(PROBLEM DESCRIPTION): Please repeat the records below exactly, skipping any pictures.

(EXERCISE INPUTS):
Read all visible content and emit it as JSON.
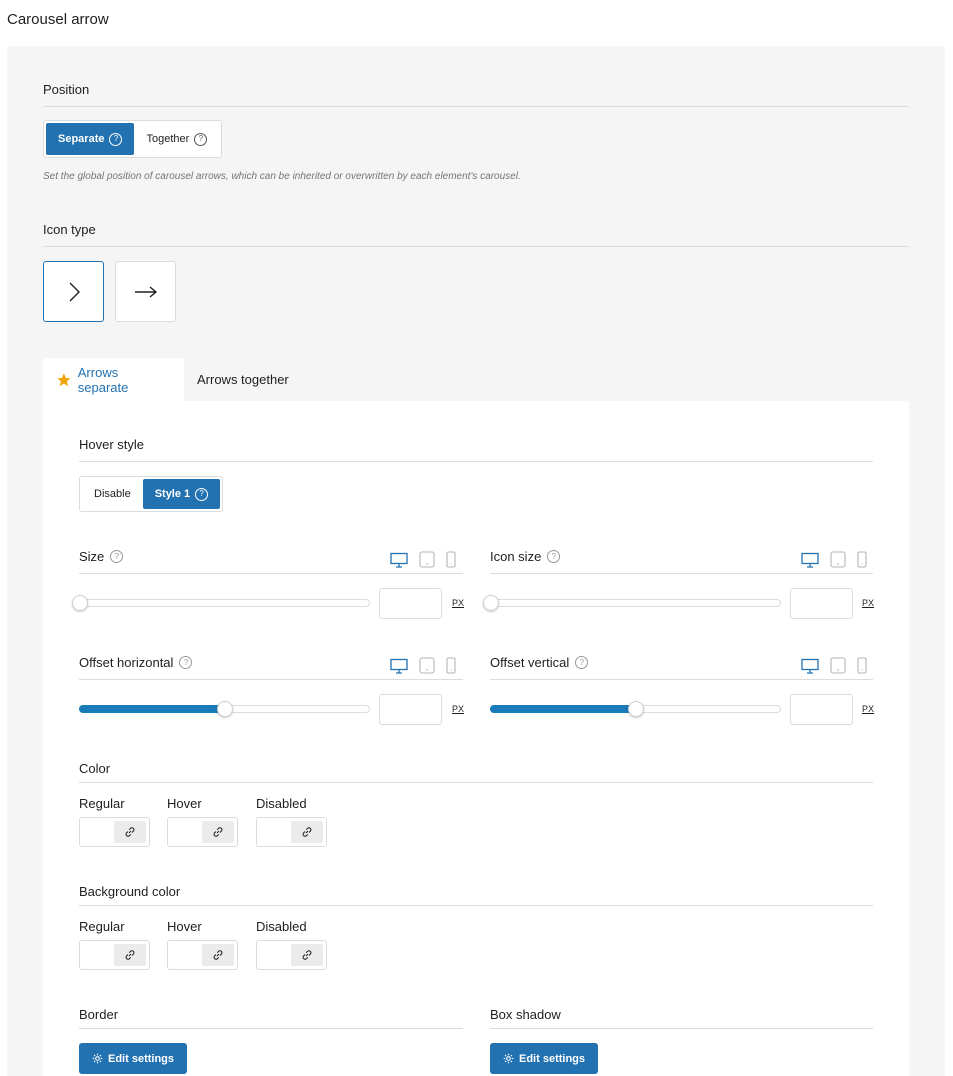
{
  "page_title": "Carousel arrow",
  "position": {
    "label": "Position",
    "options": [
      {
        "label": "Separate",
        "active": true
      },
      {
        "label": "Together",
        "active": false
      }
    ],
    "description": "Set the global position of carousel arrows, which can be inherited or overwritten by each element's carousel."
  },
  "icon_type": {
    "label": "Icon type",
    "options": [
      {
        "name": "chevron-right-icon",
        "selected": true
      },
      {
        "name": "arrow-right-icon",
        "selected": false
      }
    ]
  },
  "tabs": [
    {
      "label": "Arrows separate",
      "active": true,
      "icon": "star-icon"
    },
    {
      "label": "Arrows together",
      "active": false
    }
  ],
  "hover_style": {
    "label": "Hover style",
    "options": [
      {
        "label": "Disable",
        "active": false
      },
      {
        "label": "Style 1",
        "active": true
      }
    ]
  },
  "sliders": {
    "size": {
      "label": "Size",
      "value": 0,
      "unit": "PX"
    },
    "icon_size": {
      "label": "Icon size",
      "value": 0,
      "unit": "PX"
    },
    "offset_horizontal": {
      "label": "Offset horizontal",
      "value": 0.5,
      "unit": "PX"
    },
    "offset_vertical": {
      "label": "Offset vertical",
      "value": 0.5,
      "unit": "PX"
    }
  },
  "color": {
    "label": "Color",
    "states": [
      "Regular",
      "Hover",
      "Disabled"
    ]
  },
  "background_color": {
    "label": "Background color",
    "states": [
      "Regular",
      "Hover",
      "Disabled"
    ]
  },
  "border": {
    "label": "Border",
    "button": "Edit settings"
  },
  "box_shadow": {
    "label": "Box shadow",
    "button": "Edit settings"
  },
  "colors": {
    "accent": "#2271b1",
    "slider_fill": "#1a7bb9",
    "star": "#f0a30a"
  }
}
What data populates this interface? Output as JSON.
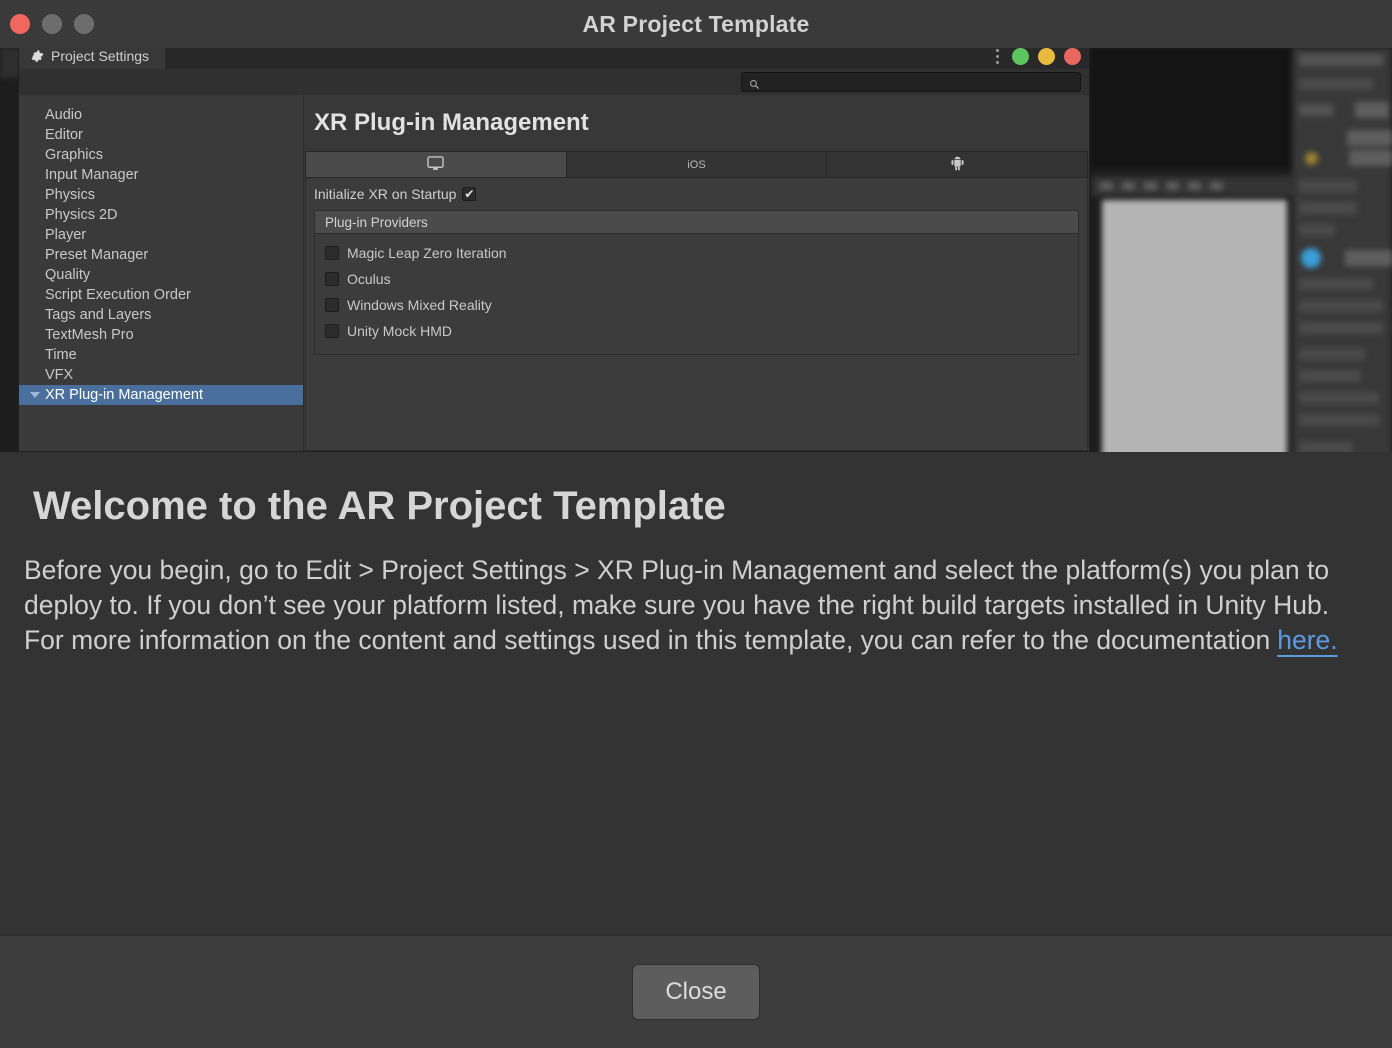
{
  "window": {
    "title": "AR Project Template",
    "traffic_lights": [
      {
        "name": "close",
        "color": "#f2675f"
      },
      {
        "name": "minimize",
        "color": "#6d6d6d"
      },
      {
        "name": "zoom",
        "color": "#6d6d6d"
      }
    ]
  },
  "project_settings": {
    "tab_label": "Project Settings",
    "tab_icon": "gear-icon",
    "window_buttons": [
      {
        "name": "menu-dots",
        "icon": "kebab-menu-icon"
      },
      {
        "name": "maximize",
        "color": "#5ec45e"
      },
      {
        "name": "minimize",
        "color": "#e8bb3c"
      },
      {
        "name": "close",
        "color": "#e8675f"
      }
    ],
    "search": {
      "icon": "search-icon",
      "value": "",
      "placeholder": ""
    },
    "sidebar": {
      "items": [
        {
          "label": "Audio",
          "selected": false
        },
        {
          "label": "Editor",
          "selected": false
        },
        {
          "label": "Graphics",
          "selected": false
        },
        {
          "label": "Input Manager",
          "selected": false
        },
        {
          "label": "Physics",
          "selected": false
        },
        {
          "label": "Physics 2D",
          "selected": false
        },
        {
          "label": "Player",
          "selected": false
        },
        {
          "label": "Preset Manager",
          "selected": false
        },
        {
          "label": "Quality",
          "selected": false
        },
        {
          "label": "Script Execution Order",
          "selected": false
        },
        {
          "label": "Tags and Layers",
          "selected": false
        },
        {
          "label": "TextMesh Pro",
          "selected": false
        },
        {
          "label": "Time",
          "selected": false
        },
        {
          "label": "VFX",
          "selected": false
        },
        {
          "label": "XR Plug-in Management",
          "selected": true
        }
      ]
    },
    "content": {
      "title": "XR Plug-in Management",
      "platform_tabs": [
        {
          "label": "",
          "icon": "desktop-monitor-icon",
          "active": true
        },
        {
          "label": "iOS",
          "icon": "",
          "active": false
        },
        {
          "label": "",
          "icon": "android-robot-icon",
          "active": false
        }
      ],
      "initialize_xr": {
        "label": "Initialize XR on Startup",
        "checked": true
      },
      "providers_header": "Plug-in Providers",
      "providers": [
        {
          "label": "Magic Leap Zero Iteration",
          "checked": false
        },
        {
          "label": "Oculus",
          "checked": false
        },
        {
          "label": "Windows Mixed Reality",
          "checked": false
        },
        {
          "label": "Unity Mock HMD",
          "checked": false
        }
      ]
    }
  },
  "overlay": {
    "title": "Welcome to the AR Project Template",
    "body_before_link": "Before you begin, go to Edit > Project Settings > XR Plug-in Management and select the platform(s) you plan to deploy to. If you don’t see your platform listed, make sure you have the right build targets installed in Unity Hub. For more information on the content and settings used in this template, you can refer to the documentation",
    "link_text": "here.",
    "link_color": "#5b9ae0",
    "close_label": "Close"
  }
}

(WRITTEN SOLUTION):
Read all visible content and emit it as JSON.
{
  "page_title": "Carousel arrow",
  "position": {
    "label": "Position",
    "options": [
      {
        "label": "Separate",
        "active": true
      },
      {
        "label": "Together",
        "active": false
      }
    ],
    "description": "Set the global position of carousel arrows, which can be inherited or overwritten by each element's carousel."
  },
  "icon_type": {
    "label": "Icon type",
    "options": [
      {
        "name": "chevron-right-icon",
        "selected": true
      },
      {
        "name": "arrow-right-icon",
        "selected": false
      }
    ]
  },
  "tabs": [
    {
      "label": "Arrows separate",
      "active": true,
      "icon": "star-icon"
    },
    {
      "label": "Arrows together",
      "active": false
    }
  ],
  "hover_style": {
    "label": "Hover style",
    "options": [
      {
        "label": "Disable",
        "active": false
      },
      {
        "label": "Style 1",
        "active": true
      }
    ]
  },
  "sliders": {
    "size": {
      "label": "Size",
      "value": 0,
      "unit": "PX"
    },
    "icon_size": {
      "label": "Icon size",
      "value": 0,
      "unit": "PX"
    },
    "offset_horizontal": {
      "label": "Offset horizontal",
      "value": 0.5,
      "unit": "PX"
    },
    "offset_vertical": {
      "label": "Offset vertical",
      "value": 0.5,
      "unit": "PX"
    }
  },
  "color": {
    "label": "Color",
    "states": [
      "Regular",
      "Hover",
      "Disabled"
    ]
  },
  "background_color": {
    "label": "Background color",
    "states": [
      "Regular",
      "Hover",
      "Disabled"
    ]
  },
  "border": {
    "label": "Border",
    "button": "Edit settings"
  },
  "box_shadow": {
    "label": "Box shadow",
    "button": "Edit settings"
  },
  "colors": {
    "accent": "#2271b1",
    "slider_fill": "#1a7bb9",
    "star": "#f0a30a"
  }
}
What data populates this interface? Output as JSON.
{
  "window": {
    "title": "AR Project Template",
    "traffic_lights": [
      {
        "name": "close",
        "color": "#f2675f"
      },
      {
        "name": "minimize",
        "color": "#6d6d6d"
      },
      {
        "name": "zoom",
        "color": "#6d6d6d"
      }
    ]
  },
  "project_settings": {
    "tab_label": "Project Settings",
    "tab_icon": "gear-icon",
    "window_buttons": [
      {
        "name": "menu-dots",
        "icon": "kebab-menu-icon"
      },
      {
        "name": "maximize",
        "color": "#5ec45e"
      },
      {
        "name": "minimize",
        "color": "#e8bb3c"
      },
      {
        "name": "close",
        "color": "#e8675f"
      }
    ],
    "search": {
      "icon": "search-icon",
      "value": "",
      "placeholder": ""
    },
    "sidebar": {
      "items": [
        {
          "label": "Audio",
          "selected": false
        },
        {
          "label": "Editor",
          "selected": false
        },
        {
          "label": "Graphics",
          "selected": false
        },
        {
          "label": "Input Manager",
          "selected": false
        },
        {
          "label": "Physics",
          "selected": false
        },
        {
          "label": "Physics 2D",
          "selected": false
        },
        {
          "label": "Player",
          "selected": false
        },
        {
          "label": "Preset Manager",
          "selected": false
        },
        {
          "label": "Quality",
          "selected": false
        },
        {
          "label": "Script Execution Order",
          "selected": false
        },
        {
          "label": "Tags and Layers",
          "selected": false
        },
        {
          "label": "TextMesh Pro",
          "selected": false
        },
        {
          "label": "Time",
          "selected": false
        },
        {
          "label": "VFX",
          "selected": false
        },
        {
          "label": "XR Plug-in Management",
          "selected": true
        }
      ]
    },
    "content": {
      "title": "XR Plug-in Management",
      "platform_tabs": [
        {
          "label": "",
          "icon": "desktop-monitor-icon",
          "active": true
        },
        {
          "label": "iOS",
          "icon": "",
          "active": false
        },
        {
          "label": "",
          "icon": "android-robot-icon",
          "active": false
        }
      ],
      "initialize_xr": {
        "label": "Initialize XR on Startup",
        "checked": true
      },
      "providers_header": "Plug-in Providers",
      "providers": [
        {
          "label": "Magic Leap Zero Iteration",
          "checked": false
        },
        {
          "label": "Oculus",
          "checked": false
        },
        {
          "label": "Windows Mixed Reality",
          "checked": false
        },
        {
          "label": "Unity Mock HMD",
          "checked": false
        }
      ]
    }
  },
  "overlay": {
    "title": "Welcome to the AR Project Template",
    "body_before_link": "Before you begin, go to Edit > Project Settings > XR Plug-in Management and select the platform(s) you plan to deploy to. If you don’t see your platform listed, make sure you have the right build targets installed in Unity Hub. For more information on the content and settings used in this template, you can refer to the documentation",
    "link_text": "here.",
    "link_color": "#5b9ae0",
    "close_label": "Close"
  }
}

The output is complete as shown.